At safety, the Ravens struck as soon as the top tier free agents were off the board, signing free safety Kendrick Lewis from the Houston Texans. Lewis is known for his ability to play deep safety, and forcing turnovers, 2 things last years Ravens lacked. The rest of the players at the position remained the same, with the exception of Darian Stewart who followed Gary Kubiak to Denver. Will Hill is back, hoping to play the whole season for the first time as a Raven. First round disappointment Matt Elam, who was a major factor in last years secondary issues, has looked good in camp thus far. Terrance Brooks is working back from a knee injury he suffered last year, and he may or may not be ready for week 1. Bryden Trawick and Anthony Levine were resigned for depth and special teams ability, while Jeromy Miles is still a free agent.
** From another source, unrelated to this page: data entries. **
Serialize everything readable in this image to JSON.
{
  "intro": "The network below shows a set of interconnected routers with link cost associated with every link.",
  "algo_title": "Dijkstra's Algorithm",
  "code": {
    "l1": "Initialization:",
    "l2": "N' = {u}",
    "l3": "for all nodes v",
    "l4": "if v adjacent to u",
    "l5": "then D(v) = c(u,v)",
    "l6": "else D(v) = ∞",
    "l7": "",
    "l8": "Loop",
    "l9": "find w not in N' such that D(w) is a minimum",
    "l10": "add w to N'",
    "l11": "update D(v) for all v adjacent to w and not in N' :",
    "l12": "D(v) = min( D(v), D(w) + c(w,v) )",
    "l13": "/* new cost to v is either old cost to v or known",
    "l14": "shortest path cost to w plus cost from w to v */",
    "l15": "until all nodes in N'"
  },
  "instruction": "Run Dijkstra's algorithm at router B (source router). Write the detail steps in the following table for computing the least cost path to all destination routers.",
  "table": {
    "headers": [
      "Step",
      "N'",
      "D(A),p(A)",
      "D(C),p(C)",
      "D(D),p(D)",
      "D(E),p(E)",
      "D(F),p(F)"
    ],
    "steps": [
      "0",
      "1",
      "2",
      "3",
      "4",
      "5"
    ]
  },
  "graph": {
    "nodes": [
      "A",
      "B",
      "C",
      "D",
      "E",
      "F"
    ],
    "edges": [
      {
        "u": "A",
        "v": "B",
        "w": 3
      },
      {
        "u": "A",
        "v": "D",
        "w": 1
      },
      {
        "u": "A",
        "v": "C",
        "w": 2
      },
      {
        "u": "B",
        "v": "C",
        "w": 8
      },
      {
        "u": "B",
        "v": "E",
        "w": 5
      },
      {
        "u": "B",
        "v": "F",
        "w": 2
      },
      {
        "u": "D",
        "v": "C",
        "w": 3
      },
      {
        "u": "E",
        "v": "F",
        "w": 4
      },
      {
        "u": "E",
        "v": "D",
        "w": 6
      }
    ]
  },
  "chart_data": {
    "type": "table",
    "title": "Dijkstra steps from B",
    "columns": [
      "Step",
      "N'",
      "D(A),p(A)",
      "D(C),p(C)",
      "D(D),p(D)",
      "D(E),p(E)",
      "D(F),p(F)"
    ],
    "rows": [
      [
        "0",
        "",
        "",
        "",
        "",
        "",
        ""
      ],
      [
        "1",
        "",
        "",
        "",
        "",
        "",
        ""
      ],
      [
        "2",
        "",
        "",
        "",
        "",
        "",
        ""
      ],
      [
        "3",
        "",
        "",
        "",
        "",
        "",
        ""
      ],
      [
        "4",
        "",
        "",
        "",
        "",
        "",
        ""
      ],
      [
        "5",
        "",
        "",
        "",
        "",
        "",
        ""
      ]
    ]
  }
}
All this leaves the question: Are we more prepared this year in the unfortunate event of an injury than last?
The safety group looks to be upgraded, so that is one issue which should improve. But without Jimmy or Webb, our success would seem to hinge on Melvin's abilities. Arrington's inability to play outside is not ideal, but even having him in the slot with Melvin on the outside is a large upgrade over last year. Vaughn is not a starter by any means, although he started 5 games for the Lions last year. But he is better than much of what was available in the bargain bin stage of free agency last year. He is better than Chykie Brown in my opinion too.
So it would seem that we are more prepared this year. We might not have drafted the stud cornerback in the top 2 rounds who we all would have liked, to be the heir apparent of Webb. I have faith in Melvin, and am happy he will have an opportunity to grow this year and show us what he is made of as the #1 backup at outside cornerback. He will also get a full training camp with the team, which is huge for a guy who joined the team mid-season.
I am excited, and think this may be the deepest cornerback group we have seen in Baltimore. Time will tell, but I think that Ozzie worked his magic once again.